We had decided to stop at a couple of temples along the way, as well as a small food stand. After having an amazing lunch at the roadside restaurant, we continued on to the springs, only to become sorely disappointed. The cost was US$10 per person and the concierge had allowed us to take a quick look at the springs. Upon inspection, we discovered that they were simply man-made pools surrounded by tourists (willing to pay the $10 for a dip).

We decided that we would pass on it, due to our travel budget. After our failed attempt to dip into some springs, we decided to head back to town. Thankfully, it’s all downhill from there!

An avocado drink at the roadside restaurant. Yummers!
An avocado drink at the roadside restaurant. Yummers!
One of the temples we passed along the way to the springs.
One of the temples we passed along the way to the springs.
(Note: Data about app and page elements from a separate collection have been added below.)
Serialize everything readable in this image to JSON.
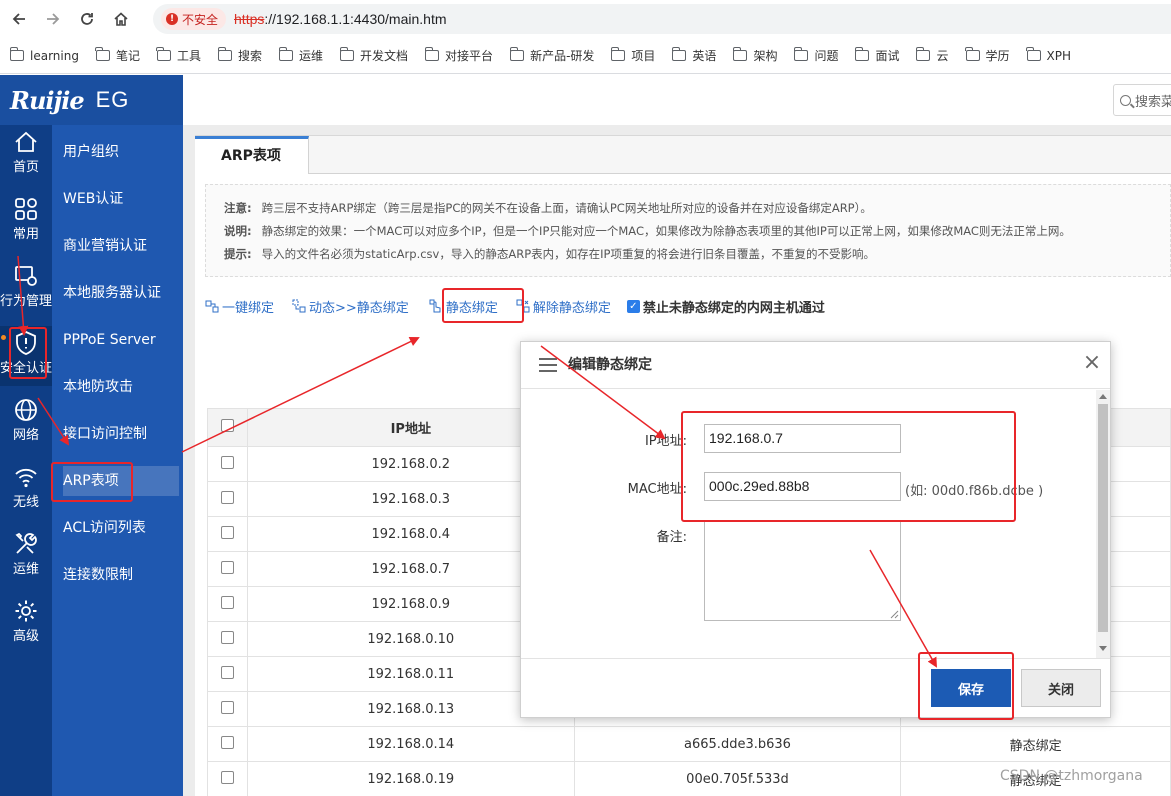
{
  "browser": {
    "security_label": "不安全",
    "url_scheme": "https",
    "url_rest": "://192.168.1.1:4430/main.htm",
    "bookmarks": [
      "learning",
      "笔记",
      "工具",
      "搜索",
      "运维",
      "开发文档",
      "对接平台",
      "新产品-研发",
      "项目",
      "英语",
      "架构",
      "问题",
      "面试",
      "云",
      "学历",
      "XPH"
    ]
  },
  "app": {
    "brand": "Ruijie",
    "model": "EG",
    "search_placeholder": "搜索菜"
  },
  "sidebar": {
    "items": [
      {
        "label": "首页",
        "icon": "home-icon"
      },
      {
        "label": "常用",
        "icon": "grid-icon"
      },
      {
        "label": "行为管理",
        "icon": "monitor-icon"
      },
      {
        "label": "安全认证",
        "icon": "shield-icon"
      },
      {
        "label": "网络",
        "icon": "globe-icon"
      },
      {
        "label": "无线",
        "icon": "wifi-icon"
      },
      {
        "label": "运维",
        "icon": "tools-icon"
      },
      {
        "label": "高级",
        "icon": "gear-icon"
      }
    ],
    "active_index": 3
  },
  "submenu": {
    "items": [
      "用户组织",
      "WEB认证",
      "商业营销认证",
      "本地服务器认证",
      "PPPoE Server",
      "本地防攻击",
      "接口访问控制",
      "ARP表项",
      "ACL访问列表",
      "连接数限制"
    ],
    "active_index": 7
  },
  "page": {
    "tab_label": "ARP表项",
    "notes": [
      {
        "key": "注意:",
        "text": "跨三层不支持ARP绑定（跨三层是指PC的网关不在设备上面，请确认PC网关地址所对应的设备并在对应设备绑定ARP）。"
      },
      {
        "key": "说明:",
        "text": "静态绑定的效果：一个MAC可以对应多个IP，但是一个IP只能对应一个MAC，如果修改为除静态表项里的其他IP可以正常上网，如果修改MAC则无法正常上网。"
      },
      {
        "key": "提示:",
        "text": "导入的文件名必须为staticArp.csv，导入的静态ARP表内，如存在IP项重复的将会进行旧条目覆盖，不重复的不受影响。"
      }
    ],
    "actions": {
      "one_click_bind": "一键绑定",
      "dynamic_to_static": "动态>>静态绑定",
      "static_bind": "静态绑定",
      "unbind_static": "解除静态绑定",
      "block_unbound": "禁止未静态绑定的内网主机通过"
    },
    "table": {
      "header_ip": "IP地址",
      "rows": [
        {
          "ip": "192.168.0.2",
          "mac": "",
          "type": ""
        },
        {
          "ip": "192.168.0.3",
          "mac": "",
          "type": ""
        },
        {
          "ip": "192.168.0.4",
          "mac": "",
          "type": ""
        },
        {
          "ip": "192.168.0.7",
          "mac": "",
          "type": ""
        },
        {
          "ip": "192.168.0.9",
          "mac": "",
          "type": ""
        },
        {
          "ip": "192.168.0.10",
          "mac": "",
          "type": ""
        },
        {
          "ip": "192.168.0.11",
          "mac": "",
          "type": ""
        },
        {
          "ip": "192.168.0.13",
          "mac": "",
          "type": ""
        },
        {
          "ip": "192.168.0.14",
          "mac": "a665.dde3.b636",
          "type": "静态绑定"
        },
        {
          "ip": "192.168.0.19",
          "mac": "00e0.705f.533d",
          "type": "静态绑定"
        }
      ]
    }
  },
  "modal": {
    "title": "编辑静态绑定",
    "ip_label": "IP地址:",
    "ip_value": "192.168.0.7",
    "mac_label": "MAC地址:",
    "mac_value": "000c.29ed.88b8",
    "mac_hint": "(如:   00d0.f86b.dcbe )",
    "remark_label": "备注:",
    "save_label": "保存",
    "close_label": "关闭"
  },
  "watermark": "CSDN @tzhmorgana",
  "colors": {
    "sidebar": "#0f3e86",
    "submenu": "#1f58b0",
    "accent": "#1c5bb4",
    "annotation": "#e8262a"
  }
}
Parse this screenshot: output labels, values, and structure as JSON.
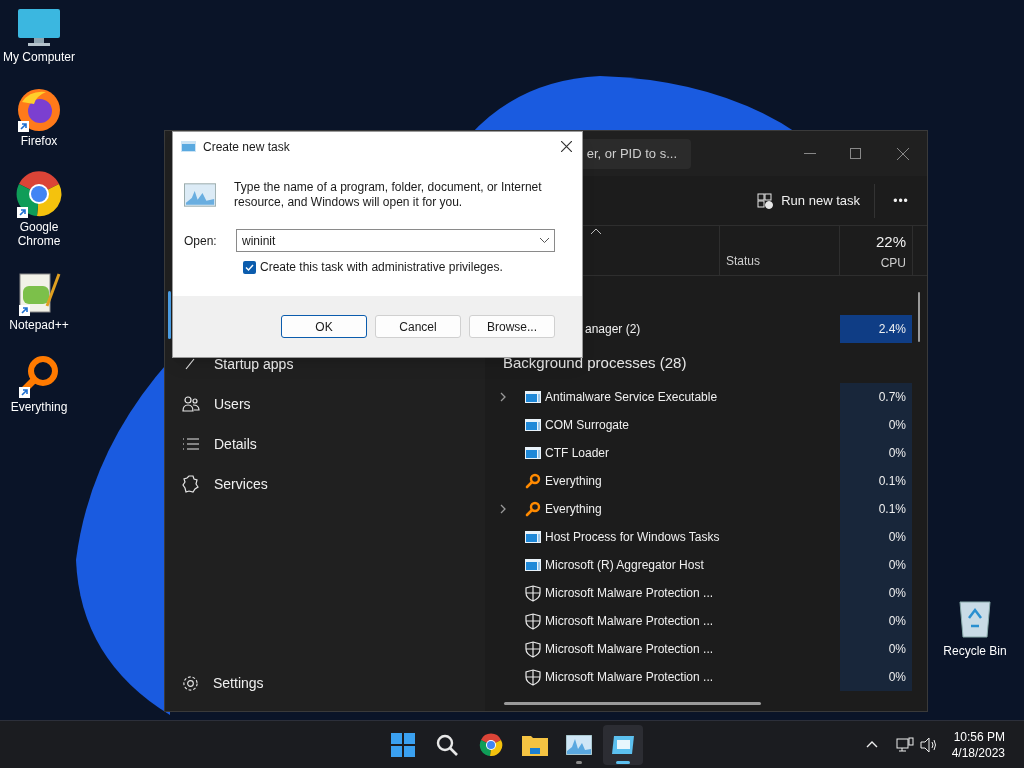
{
  "desktop_icons": [
    {
      "label": "My Computer",
      "kind": "computer",
      "shortcut": false
    },
    {
      "label": "Firefox",
      "kind": "firefox",
      "shortcut": true
    },
    {
      "label": "Google Chrome",
      "kind": "chrome",
      "shortcut": true
    },
    {
      "label": "Notepad++",
      "kind": "notepad",
      "shortcut": true
    },
    {
      "label": "Everything",
      "kind": "everything",
      "shortcut": true
    }
  ],
  "recycle_bin": {
    "label": "Recycle Bin"
  },
  "task_manager": {
    "search": {
      "placeholder": "er, or PID to s..."
    },
    "nav": [
      {
        "label": "Startup apps",
        "kind": "startup"
      },
      {
        "label": "Users",
        "kind": "users"
      },
      {
        "label": "Details",
        "kind": "details"
      },
      {
        "label": "Services",
        "kind": "services"
      }
    ],
    "settings": "Settings",
    "run_new_task": "Run new task",
    "more": "•••",
    "columns": {
      "status": "Status",
      "cpu_total": "22%",
      "cpu": "CPU"
    },
    "app_rows": [
      {
        "name": "anager (2)",
        "cpu": "2.4%",
        "highlight": true
      }
    ],
    "group": "Background processes (28)",
    "processes": [
      {
        "name": "Antimalware Service Executable",
        "cpu": "0.7%",
        "kind": "window",
        "expandable": true
      },
      {
        "name": "COM Surrogate",
        "cpu": "0%",
        "kind": "window",
        "expandable": false
      },
      {
        "name": "CTF Loader",
        "cpu": "0%",
        "kind": "window",
        "expandable": false
      },
      {
        "name": "Everything",
        "cpu": "0.1%",
        "kind": "everything",
        "expandable": false
      },
      {
        "name": "Everything",
        "cpu": "0.1%",
        "kind": "everything",
        "expandable": true
      },
      {
        "name": "Host Process for Windows Tasks",
        "cpu": "0%",
        "kind": "window",
        "expandable": false
      },
      {
        "name": "Microsoft (R) Aggregator Host",
        "cpu": "0%",
        "kind": "window",
        "expandable": false
      },
      {
        "name": "Microsoft Malware Protection ...",
        "cpu": "0%",
        "kind": "shield",
        "expandable": false
      },
      {
        "name": "Microsoft Malware Protection ...",
        "cpu": "0%",
        "kind": "shield",
        "expandable": false
      },
      {
        "name": "Microsoft Malware Protection ...",
        "cpu": "0%",
        "kind": "shield",
        "expandable": false
      },
      {
        "name": "Microsoft Malware Protection ...",
        "cpu": "0%",
        "kind": "shield",
        "expandable": false
      }
    ]
  },
  "dialog": {
    "title": "Create new task",
    "description": "Type the name of a program, folder, document, or Internet resource, and Windows will open it for you.",
    "open_label": "Open:",
    "value": "wininit",
    "checkbox": {
      "label": "Create this task with administrative privileges.",
      "checked": true
    },
    "buttons": [
      {
        "label": "OK",
        "default": true
      },
      {
        "label": "Cancel",
        "default": false
      },
      {
        "label": "Browse...",
        "default": false
      }
    ]
  },
  "taskbar": {
    "items": [
      {
        "kind": "start",
        "running": false,
        "selected": false
      },
      {
        "kind": "search",
        "running": false,
        "selected": false
      },
      {
        "kind": "chrome",
        "running": false,
        "selected": false
      },
      {
        "kind": "folder",
        "running": false,
        "selected": false
      },
      {
        "kind": "taskmgr",
        "running": true,
        "selected": false
      },
      {
        "kind": "runtask",
        "running": true,
        "selected": true
      }
    ],
    "time": "10:56 PM",
    "date": "4/18/2023"
  }
}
Back on the road, we had made the decision to take a closer look at one of the monasteries we had passed earlier along the way. Watch the video of part of our bike ride to the monastery here. It had seemed empty, and we approached it assuming we were going to be openly trespassing. We peeked in the front door and saw that there was a pair of flip-flops at the bottom of the stairwell.

Curiosity led us inside, and out of nowhere, a man appeared and asked ‘You want?’ We replied that we were just looking around. He then gestured for us to wait at the door. After a few minutes passed, an old monk appeared, saying ‘Hello, welcome! Please come in!’ Arianna and I looked at each other and knew that this was going to be an interesting experience. We walked into a large room where a display of all types of buddhist statues and shrines were placed. The old monk came out with a plate of local bananas, and kindly handed them to us.

The road leading up to the monastery.
The road leading up to the monastery.
The lone pair of sandals at the base of the stairs.
The lone pair of sandals at the base of the stairs.

We sat with him for about an hour, discussing all the different topics of the day, including one I remember most which was the genocide in northwest Myanmar involving Buddhists and Muslims. The monk had his take on the subject, and was obviously disappointed in his countrymen. After many subjects were discussed, he offered for us to take his portrait. He explained that his previous visitors had sent him photos of them together and would come back for a visit after many years of being away.

Apparently he had spent over 30 years as the only monk in the monastery, and was very happy to have visitors. He was never completely alone, but spent most of his time in solitude, meditating and contemplating as the years slowly went by. I have to say, that even though the photographs do not reflect it, he seemed like a very happy, kind, and humbled person.

All in all, this was one of the more memorable moments of our trip through Myanmar and one that I will cherish for years to come. He offered for us to come back for a visit, and if we do go back to Myanmar, we will most certainly take him up on his offer.

Chattin it up with the kind monk.
Chattin it up with the kind buddhist monk.

Once we headed back out on the road and back into town, we ran into a group of small children playing near the rice fields. I gotta say, the children in SE Asia are some of our favorites, not only because they are so cute, but because they are great to chat it up with (even if you we don’t speak the same language).

After we made it back to our hotel, we packed for our next leg of our trip to Golden Rock. It was due to become a long journey, having to head back through Yangon, for a connection to Kyaiktiyo Pagoda.

One of the kids we came across on our way back to town.
One of the kids we came across on our way back to town.
The beautiful rice patties and landscape of Myanmar.
The beautiful rice patties and farms we passed along the way.

We had an amazing time in Nyaungshwe and Inle Lake. As touristy it is compared to most of Myanmar, it is still a great place to visit. One could easily spend many days there and feel that their time was well spent.

I would definitely recommend booking a hotel in advance (this is true for most of Myanmar, but especially the Inle Lake region), and to be sure to set aside at least 3 days while you’re there to take it all in. Happy trails!

Composing the portrait of the monk .
Composing the portrait of the monk .
My shot of the Monk and his cat taken with my Rolleiflex TLR.
The resulting image taken with my Rolleiflex TLR.